--- DATA ---
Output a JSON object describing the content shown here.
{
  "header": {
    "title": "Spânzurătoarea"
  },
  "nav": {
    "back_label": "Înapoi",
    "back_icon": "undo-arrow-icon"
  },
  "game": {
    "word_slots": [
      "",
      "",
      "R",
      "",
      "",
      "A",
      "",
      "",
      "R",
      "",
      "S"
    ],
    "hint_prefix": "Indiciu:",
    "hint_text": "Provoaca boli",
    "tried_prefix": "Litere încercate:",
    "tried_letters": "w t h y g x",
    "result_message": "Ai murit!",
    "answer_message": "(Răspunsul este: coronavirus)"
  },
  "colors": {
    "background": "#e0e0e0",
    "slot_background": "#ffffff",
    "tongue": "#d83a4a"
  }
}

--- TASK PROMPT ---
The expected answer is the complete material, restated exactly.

--- OUTPUT FOR THIS TASK ---
Output a JSON object describing the content shown here.
{
  "header": {
    "title": "Spânzurătoarea"
  },
  "nav": {
    "back_label": "Înapoi",
    "back_icon": "undo-arrow-icon"
  },
  "game": {
    "word_slots": [
      "",
      "",
      "R",
      "",
      "",
      "A",
      "",
      "",
      "R",
      "",
      "S"
    ],
    "hint_prefix": "Indiciu:",
    "hint_text": "Provoaca boli",
    "tried_prefix": "Litere încercate:",
    "tried_letters": "w t h y g x",
    "result_message": "Ai murit!",
    "answer_message": "(Răspunsul este: coronavirus)"
  },
  "colors": {
    "background": "#e0e0e0",
    "slot_background": "#ffffff",
    "tongue": "#d83a4a"
  }
}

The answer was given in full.